### WHAT THE EXERCISE ASKS
Say, as a bare number, how many lines of the listing contain "عمومی".
--- DATASET EXTRACT Enclosed Below ---
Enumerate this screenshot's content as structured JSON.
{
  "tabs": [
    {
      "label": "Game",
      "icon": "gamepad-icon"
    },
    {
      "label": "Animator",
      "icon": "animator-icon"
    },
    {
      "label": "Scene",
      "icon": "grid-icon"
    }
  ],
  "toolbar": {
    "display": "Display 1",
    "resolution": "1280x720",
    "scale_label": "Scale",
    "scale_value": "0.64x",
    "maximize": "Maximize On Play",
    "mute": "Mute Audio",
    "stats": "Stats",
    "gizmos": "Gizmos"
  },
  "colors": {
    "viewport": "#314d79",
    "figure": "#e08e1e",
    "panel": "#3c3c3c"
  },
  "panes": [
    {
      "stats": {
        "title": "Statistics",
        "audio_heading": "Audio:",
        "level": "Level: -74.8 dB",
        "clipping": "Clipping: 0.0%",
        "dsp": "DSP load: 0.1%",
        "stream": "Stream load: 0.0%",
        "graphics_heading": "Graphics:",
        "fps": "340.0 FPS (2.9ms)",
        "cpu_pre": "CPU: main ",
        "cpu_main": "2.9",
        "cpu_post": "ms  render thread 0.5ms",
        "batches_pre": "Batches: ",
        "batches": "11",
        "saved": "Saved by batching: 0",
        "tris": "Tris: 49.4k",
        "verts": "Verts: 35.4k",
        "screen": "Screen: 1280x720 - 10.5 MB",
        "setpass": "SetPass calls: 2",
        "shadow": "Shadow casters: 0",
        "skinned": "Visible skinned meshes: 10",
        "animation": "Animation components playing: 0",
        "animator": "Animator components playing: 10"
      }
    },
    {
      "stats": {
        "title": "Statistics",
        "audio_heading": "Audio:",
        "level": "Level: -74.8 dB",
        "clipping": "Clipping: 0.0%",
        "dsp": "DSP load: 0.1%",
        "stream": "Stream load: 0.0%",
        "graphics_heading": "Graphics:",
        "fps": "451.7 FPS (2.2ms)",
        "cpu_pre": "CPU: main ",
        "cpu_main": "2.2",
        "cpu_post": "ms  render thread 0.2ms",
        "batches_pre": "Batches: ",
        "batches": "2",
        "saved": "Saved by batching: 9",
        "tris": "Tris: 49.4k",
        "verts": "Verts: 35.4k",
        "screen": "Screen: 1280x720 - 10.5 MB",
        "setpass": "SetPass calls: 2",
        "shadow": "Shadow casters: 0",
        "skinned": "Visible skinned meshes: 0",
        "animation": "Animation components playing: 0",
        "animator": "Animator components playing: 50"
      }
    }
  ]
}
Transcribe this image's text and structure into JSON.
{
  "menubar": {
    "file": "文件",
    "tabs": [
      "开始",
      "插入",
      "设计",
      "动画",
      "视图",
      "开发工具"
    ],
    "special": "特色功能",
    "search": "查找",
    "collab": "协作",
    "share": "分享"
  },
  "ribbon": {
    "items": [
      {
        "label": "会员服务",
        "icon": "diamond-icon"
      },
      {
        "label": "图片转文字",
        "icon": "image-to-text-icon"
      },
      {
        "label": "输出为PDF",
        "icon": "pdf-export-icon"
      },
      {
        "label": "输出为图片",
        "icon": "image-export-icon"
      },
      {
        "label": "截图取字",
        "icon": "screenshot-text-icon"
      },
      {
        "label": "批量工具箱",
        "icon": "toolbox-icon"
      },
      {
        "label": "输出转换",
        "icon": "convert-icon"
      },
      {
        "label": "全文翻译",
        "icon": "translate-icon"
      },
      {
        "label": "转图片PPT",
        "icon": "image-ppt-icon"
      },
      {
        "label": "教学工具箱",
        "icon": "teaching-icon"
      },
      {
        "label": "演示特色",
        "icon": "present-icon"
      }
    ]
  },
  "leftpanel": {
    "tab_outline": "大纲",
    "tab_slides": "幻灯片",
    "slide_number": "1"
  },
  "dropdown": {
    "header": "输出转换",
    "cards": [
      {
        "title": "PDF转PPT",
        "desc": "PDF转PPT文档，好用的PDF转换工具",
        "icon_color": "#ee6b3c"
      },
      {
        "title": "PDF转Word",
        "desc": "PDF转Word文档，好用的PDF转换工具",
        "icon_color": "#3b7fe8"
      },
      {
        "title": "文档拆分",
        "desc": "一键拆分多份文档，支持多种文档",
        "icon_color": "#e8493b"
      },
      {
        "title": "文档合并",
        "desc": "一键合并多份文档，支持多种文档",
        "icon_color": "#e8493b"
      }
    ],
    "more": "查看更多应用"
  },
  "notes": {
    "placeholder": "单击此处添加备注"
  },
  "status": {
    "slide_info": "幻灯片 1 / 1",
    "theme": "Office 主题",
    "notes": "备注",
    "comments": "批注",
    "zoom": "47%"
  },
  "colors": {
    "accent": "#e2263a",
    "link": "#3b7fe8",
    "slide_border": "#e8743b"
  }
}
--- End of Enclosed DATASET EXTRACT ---
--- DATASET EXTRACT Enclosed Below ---
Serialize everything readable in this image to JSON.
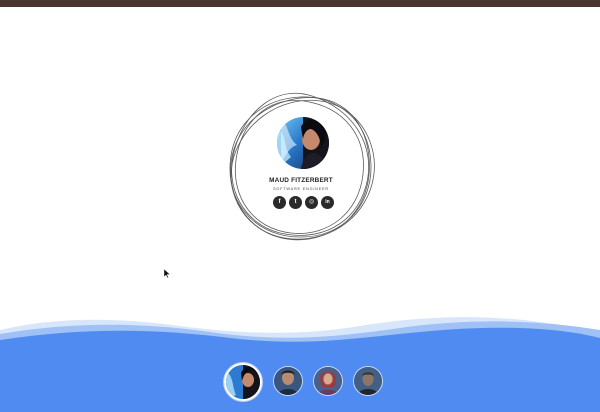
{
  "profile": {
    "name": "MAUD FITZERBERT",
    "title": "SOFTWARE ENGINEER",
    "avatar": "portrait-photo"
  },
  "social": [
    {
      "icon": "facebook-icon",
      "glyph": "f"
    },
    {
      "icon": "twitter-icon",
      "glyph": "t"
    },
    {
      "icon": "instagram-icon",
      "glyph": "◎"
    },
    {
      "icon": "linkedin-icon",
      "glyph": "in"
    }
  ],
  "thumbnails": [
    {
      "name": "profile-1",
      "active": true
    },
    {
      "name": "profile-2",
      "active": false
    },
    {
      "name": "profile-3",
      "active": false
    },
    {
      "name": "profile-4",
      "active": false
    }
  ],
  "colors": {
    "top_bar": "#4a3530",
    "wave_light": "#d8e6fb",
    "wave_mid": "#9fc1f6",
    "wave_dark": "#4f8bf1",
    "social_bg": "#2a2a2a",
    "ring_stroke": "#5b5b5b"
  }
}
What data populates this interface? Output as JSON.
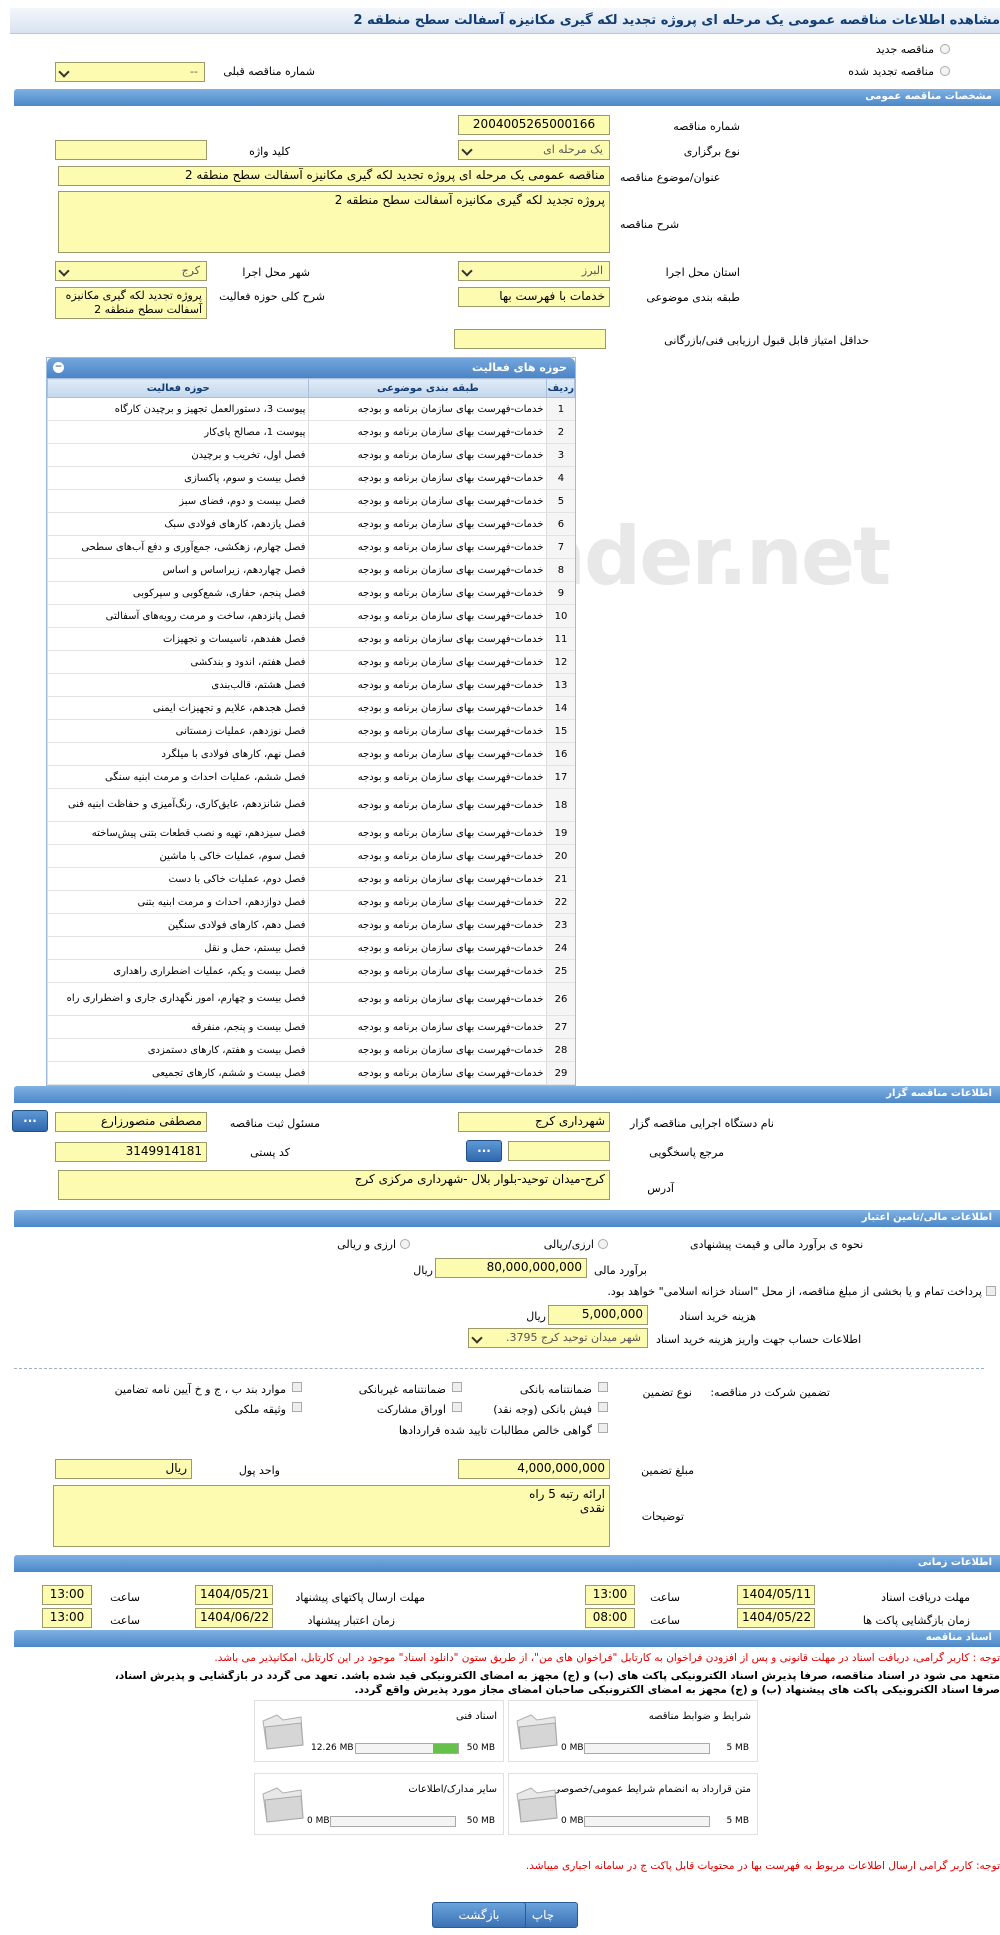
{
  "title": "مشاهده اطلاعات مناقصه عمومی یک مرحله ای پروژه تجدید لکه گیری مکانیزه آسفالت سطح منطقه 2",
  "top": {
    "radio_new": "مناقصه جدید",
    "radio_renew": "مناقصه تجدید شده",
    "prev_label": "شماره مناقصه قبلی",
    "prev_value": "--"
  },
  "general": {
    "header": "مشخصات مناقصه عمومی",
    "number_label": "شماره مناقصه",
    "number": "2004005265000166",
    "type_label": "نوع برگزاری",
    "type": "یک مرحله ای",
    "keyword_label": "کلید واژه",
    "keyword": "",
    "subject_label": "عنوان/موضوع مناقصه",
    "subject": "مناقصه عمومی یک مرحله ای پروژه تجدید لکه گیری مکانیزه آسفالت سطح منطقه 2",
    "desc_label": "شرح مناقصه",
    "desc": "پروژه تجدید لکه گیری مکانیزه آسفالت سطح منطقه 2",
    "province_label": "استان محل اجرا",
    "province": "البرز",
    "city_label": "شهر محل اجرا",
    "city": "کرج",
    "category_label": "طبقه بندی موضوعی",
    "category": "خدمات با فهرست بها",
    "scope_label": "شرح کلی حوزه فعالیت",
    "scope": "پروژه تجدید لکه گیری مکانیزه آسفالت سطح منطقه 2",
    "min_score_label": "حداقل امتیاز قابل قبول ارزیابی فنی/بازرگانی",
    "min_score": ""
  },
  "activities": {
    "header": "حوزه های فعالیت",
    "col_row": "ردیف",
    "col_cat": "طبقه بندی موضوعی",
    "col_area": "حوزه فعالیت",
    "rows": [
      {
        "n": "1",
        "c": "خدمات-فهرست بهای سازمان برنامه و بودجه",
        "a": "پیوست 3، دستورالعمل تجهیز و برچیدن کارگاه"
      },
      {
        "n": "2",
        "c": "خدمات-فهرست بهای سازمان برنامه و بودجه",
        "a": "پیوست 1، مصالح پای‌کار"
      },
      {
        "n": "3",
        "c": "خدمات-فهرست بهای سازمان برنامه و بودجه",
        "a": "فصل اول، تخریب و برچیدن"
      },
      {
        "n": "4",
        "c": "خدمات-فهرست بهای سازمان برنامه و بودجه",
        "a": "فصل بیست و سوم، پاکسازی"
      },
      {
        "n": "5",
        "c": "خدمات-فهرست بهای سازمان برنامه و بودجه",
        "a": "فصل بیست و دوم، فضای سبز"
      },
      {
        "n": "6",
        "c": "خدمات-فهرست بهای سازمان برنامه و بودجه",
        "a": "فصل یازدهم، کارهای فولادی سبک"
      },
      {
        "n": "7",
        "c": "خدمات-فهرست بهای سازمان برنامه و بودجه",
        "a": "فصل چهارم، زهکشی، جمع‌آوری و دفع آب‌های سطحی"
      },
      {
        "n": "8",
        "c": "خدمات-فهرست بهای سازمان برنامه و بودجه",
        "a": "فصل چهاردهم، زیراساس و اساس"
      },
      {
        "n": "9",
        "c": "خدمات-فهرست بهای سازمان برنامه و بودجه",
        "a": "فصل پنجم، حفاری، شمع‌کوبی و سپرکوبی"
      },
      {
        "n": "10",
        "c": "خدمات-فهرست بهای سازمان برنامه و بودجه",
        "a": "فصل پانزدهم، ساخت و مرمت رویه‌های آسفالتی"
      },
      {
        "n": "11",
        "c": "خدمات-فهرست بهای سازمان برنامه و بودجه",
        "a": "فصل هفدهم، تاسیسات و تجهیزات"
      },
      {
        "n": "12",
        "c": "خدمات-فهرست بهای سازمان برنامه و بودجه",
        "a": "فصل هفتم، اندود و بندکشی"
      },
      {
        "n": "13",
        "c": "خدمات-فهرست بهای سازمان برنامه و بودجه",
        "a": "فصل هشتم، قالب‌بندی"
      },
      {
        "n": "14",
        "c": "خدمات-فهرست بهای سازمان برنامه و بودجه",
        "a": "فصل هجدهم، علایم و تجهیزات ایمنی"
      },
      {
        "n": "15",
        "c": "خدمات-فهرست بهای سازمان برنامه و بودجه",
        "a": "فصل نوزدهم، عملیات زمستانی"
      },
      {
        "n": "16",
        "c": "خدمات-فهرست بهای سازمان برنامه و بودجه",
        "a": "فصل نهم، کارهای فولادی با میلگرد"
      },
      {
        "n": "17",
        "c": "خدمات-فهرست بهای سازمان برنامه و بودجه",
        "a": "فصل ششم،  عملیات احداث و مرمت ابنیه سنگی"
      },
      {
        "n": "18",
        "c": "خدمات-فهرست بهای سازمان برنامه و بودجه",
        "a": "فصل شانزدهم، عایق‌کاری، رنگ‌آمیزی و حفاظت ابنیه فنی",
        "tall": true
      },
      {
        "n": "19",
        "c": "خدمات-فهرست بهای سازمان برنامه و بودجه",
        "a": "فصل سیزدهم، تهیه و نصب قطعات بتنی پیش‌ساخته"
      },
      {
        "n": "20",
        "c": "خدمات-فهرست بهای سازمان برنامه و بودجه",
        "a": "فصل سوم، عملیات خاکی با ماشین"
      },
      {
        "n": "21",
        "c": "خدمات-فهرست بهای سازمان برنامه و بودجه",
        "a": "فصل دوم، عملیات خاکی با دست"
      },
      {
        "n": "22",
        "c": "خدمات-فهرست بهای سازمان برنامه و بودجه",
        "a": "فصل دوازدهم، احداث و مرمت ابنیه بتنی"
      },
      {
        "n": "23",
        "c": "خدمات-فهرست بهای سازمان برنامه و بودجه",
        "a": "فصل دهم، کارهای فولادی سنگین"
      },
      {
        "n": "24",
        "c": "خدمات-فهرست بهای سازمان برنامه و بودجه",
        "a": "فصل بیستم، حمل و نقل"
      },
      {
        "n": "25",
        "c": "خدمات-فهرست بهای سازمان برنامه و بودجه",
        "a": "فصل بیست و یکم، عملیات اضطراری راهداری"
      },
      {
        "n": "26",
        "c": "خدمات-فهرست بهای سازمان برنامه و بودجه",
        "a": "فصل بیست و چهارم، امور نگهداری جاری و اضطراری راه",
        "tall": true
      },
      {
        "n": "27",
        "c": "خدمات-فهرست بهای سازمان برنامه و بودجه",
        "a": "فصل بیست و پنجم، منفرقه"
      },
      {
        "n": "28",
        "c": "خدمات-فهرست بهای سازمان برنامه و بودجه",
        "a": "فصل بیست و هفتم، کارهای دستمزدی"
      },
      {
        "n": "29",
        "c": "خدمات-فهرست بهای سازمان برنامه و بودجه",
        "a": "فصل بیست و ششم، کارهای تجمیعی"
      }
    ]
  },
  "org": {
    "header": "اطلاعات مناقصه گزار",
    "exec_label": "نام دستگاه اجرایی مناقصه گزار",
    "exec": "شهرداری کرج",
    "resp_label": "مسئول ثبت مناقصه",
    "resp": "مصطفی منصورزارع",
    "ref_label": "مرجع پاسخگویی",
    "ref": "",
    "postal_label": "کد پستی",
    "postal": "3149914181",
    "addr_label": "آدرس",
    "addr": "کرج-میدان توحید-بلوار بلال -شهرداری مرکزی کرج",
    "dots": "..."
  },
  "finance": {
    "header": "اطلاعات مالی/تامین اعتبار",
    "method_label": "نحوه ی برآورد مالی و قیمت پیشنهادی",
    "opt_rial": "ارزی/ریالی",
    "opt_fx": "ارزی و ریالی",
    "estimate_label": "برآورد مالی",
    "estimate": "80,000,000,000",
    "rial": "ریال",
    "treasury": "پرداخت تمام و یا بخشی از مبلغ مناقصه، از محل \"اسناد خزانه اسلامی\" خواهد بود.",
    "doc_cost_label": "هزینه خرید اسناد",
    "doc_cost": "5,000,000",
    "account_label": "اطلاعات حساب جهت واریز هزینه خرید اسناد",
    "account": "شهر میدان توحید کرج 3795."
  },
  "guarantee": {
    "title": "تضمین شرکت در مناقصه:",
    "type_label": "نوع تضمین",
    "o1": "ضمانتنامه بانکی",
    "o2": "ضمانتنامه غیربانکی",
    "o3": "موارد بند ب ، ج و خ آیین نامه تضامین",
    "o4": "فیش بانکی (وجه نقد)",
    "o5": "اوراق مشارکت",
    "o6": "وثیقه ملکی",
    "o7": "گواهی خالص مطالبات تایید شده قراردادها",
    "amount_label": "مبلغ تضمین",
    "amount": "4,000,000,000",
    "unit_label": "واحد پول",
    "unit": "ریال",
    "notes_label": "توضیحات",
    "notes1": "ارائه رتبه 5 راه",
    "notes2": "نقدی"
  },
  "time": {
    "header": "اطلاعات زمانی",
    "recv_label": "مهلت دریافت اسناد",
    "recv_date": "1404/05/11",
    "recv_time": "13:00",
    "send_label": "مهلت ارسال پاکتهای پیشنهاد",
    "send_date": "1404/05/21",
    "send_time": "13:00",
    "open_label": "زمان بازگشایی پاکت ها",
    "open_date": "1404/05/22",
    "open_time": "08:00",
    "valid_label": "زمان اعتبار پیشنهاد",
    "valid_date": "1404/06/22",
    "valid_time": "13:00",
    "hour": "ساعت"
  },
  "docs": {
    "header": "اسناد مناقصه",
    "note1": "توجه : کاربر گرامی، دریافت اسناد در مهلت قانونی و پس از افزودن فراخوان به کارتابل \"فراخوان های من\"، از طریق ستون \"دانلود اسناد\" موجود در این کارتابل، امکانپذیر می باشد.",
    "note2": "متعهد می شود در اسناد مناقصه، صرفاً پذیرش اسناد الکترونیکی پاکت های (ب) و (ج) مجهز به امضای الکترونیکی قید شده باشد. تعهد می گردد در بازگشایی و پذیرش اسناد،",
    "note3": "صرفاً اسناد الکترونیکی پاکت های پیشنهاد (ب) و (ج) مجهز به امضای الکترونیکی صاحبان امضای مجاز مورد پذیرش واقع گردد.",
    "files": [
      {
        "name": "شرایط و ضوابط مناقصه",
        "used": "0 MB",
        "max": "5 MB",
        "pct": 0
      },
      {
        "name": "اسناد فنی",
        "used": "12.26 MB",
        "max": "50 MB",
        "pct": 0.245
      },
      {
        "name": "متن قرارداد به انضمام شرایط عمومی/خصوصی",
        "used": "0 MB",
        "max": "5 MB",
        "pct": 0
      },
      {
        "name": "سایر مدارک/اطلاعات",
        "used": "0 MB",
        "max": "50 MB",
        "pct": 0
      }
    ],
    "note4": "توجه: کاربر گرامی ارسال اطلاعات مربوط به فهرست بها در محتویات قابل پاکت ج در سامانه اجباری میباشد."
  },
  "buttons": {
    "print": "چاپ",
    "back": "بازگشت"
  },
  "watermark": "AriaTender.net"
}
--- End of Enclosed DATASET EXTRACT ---
### RESULT BELOW
4